In the mid-1980s, when I returned to western Kansas after a sixteen-year absence, I was shocked by the changes irrigation had brought to our once dry-land wheat farm. Many of the wheat fields and pastures of my childhood had been replaced by irrigated corn. The water that made this more lucrative, but very thirsty, crop possible came from the vast Ogallala Aquifer, which underlies western Kansas and portions of seven other states.
We hadn’t begun using the center pivot sprinklers that rotate through circles of corn, soybeans, and cotton on the High Plains today. We still flooded our fields out of eight-inch, gated pipes. As my father’s “floodman,” it was my job to go out to the fields each morning and evening and change the irrigation sets. When I opened the gates in the pipe, the water would gush out in beautiful arcs that I loved to slice my hand through. But I had come back to Kansas after living in the Mojave Desert, and living in the desert had sensitized me to the value of water. I couldn’t send that precious Ogallala water coursing down the furrows without feeling that I was participating in the demise of an aquifer that no one, including my own family and plains ancestors, could have survived there without.

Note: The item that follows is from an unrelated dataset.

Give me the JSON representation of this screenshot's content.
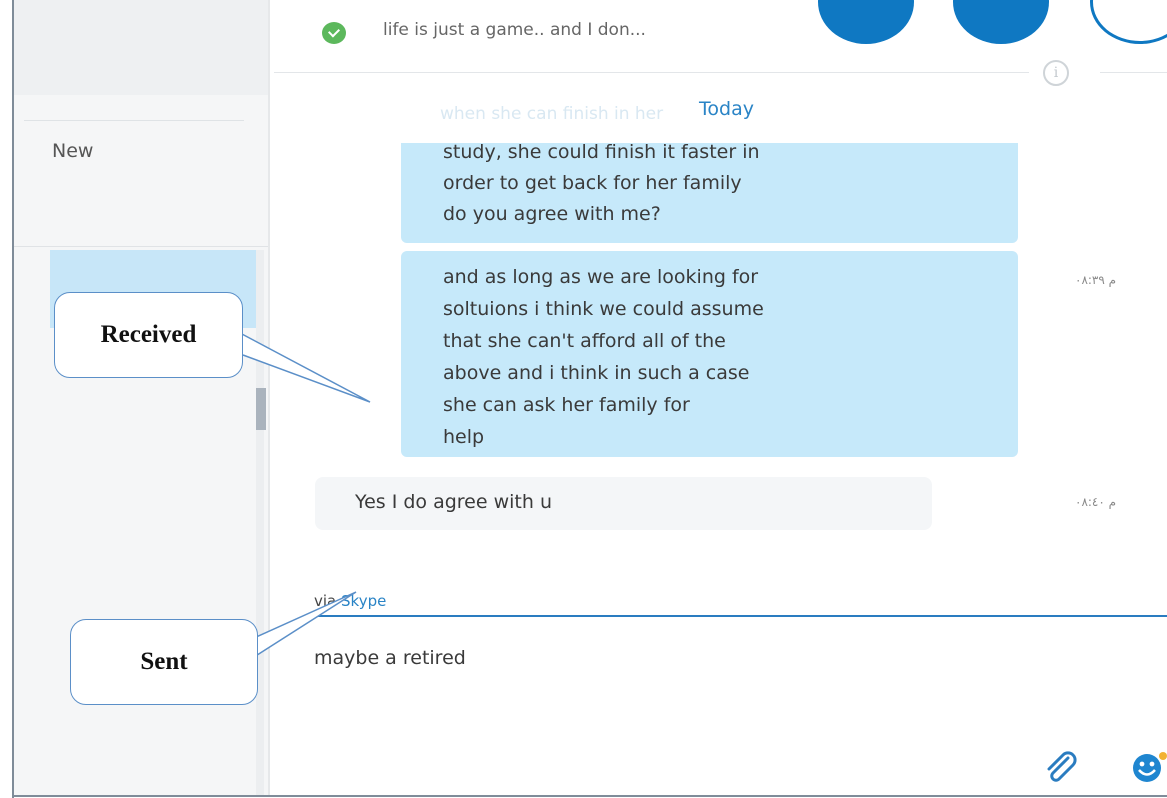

I understood why my father and his neighbors had seized upon this new technology. With it they could water their fields at the touch of a switch on an irrigation engine, whereas before, they had been solely reliant on the whims of weather. But I couldn’t understand how they could watch water pour out of those pipes and not worry that the aquifer would dry out eventually. Scientists had been issuing warnings to this effect since 1901, when Willard D. Johnson, a government geologist sent to survey the High Plains, reported that, quote, “the withdrawal of an amount sufficient for irrigation would rapidly result in exhaustion of the stored supply.”

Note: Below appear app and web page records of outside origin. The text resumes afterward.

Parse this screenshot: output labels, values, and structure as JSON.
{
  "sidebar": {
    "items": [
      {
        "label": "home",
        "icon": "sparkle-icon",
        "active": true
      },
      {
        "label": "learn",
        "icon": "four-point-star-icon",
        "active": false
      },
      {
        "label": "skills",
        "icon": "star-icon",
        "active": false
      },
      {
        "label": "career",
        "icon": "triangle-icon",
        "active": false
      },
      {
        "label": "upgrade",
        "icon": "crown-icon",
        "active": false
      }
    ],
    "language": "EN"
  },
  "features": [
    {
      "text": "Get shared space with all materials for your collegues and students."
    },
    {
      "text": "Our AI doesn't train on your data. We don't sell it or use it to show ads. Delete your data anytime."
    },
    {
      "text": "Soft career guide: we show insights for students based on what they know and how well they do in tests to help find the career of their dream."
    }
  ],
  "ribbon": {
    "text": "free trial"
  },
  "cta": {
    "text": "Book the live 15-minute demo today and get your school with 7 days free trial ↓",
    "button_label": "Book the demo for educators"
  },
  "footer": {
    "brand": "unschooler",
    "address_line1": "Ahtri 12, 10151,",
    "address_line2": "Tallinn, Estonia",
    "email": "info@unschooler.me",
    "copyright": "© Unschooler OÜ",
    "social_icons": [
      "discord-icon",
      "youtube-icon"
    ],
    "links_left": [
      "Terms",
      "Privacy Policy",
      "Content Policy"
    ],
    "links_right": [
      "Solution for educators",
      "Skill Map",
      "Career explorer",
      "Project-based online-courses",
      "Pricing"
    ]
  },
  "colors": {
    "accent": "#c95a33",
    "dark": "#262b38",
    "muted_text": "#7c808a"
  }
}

Today many farmers have run out of water. If withdrawals continue at current rates, most others will run out by the middle of this century. News reports quote some farmers as saying that when their parents or grandparents first tapped into the aquifer for irrigation, they thought that the water would last forever. If so, those irrigation pioneers did not avail themselves of the evidence that Johnson and virtually every geologist and hydrologist who came after him provided.

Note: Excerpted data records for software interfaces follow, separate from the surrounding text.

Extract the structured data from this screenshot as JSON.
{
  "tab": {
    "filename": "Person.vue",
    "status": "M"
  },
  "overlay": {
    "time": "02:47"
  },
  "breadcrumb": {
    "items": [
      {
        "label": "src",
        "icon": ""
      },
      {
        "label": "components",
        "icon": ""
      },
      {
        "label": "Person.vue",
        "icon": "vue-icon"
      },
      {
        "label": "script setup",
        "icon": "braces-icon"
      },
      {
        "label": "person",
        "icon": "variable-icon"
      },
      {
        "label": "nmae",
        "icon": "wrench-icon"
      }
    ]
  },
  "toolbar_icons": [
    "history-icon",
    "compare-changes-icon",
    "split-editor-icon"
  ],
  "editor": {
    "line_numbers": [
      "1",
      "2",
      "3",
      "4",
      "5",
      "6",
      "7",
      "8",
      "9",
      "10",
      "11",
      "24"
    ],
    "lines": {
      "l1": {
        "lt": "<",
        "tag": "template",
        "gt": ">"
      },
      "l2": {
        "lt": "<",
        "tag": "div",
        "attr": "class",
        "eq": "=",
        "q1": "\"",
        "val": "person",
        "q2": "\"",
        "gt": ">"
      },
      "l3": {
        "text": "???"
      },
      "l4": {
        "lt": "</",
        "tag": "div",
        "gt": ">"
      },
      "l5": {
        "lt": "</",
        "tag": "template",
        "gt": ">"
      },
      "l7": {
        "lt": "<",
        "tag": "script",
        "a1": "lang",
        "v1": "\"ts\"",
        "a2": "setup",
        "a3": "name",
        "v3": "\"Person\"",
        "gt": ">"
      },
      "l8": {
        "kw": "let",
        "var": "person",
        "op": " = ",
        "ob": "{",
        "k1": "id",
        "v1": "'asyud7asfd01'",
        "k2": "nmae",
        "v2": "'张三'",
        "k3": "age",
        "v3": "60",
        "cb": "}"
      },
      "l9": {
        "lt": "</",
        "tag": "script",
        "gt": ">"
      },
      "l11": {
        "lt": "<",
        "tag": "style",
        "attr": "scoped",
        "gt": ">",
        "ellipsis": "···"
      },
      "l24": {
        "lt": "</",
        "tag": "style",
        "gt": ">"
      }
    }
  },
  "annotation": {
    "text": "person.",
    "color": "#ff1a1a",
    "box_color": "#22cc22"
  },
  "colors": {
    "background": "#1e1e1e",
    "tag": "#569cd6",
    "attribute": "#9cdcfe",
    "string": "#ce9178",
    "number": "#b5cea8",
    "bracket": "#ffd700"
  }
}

As children of the semi-arid plains, they must have known in their bones that any story of water that could last forever was a fairytale. But when it is expedient to do so, we humans have this tendency to ignore science and our own bone-deep knowledge. Eventually, and inevitably, problems that go unaddressed become too big to ignore. Our choice at that point is to throw up our hands and resign ourselves to the loss or finally, and at long last, resolve the problem. I hope that farmers and other plains citizens will choose to resolve rather than resignation and save what remains of the Ogallala Aquifer before it is too late.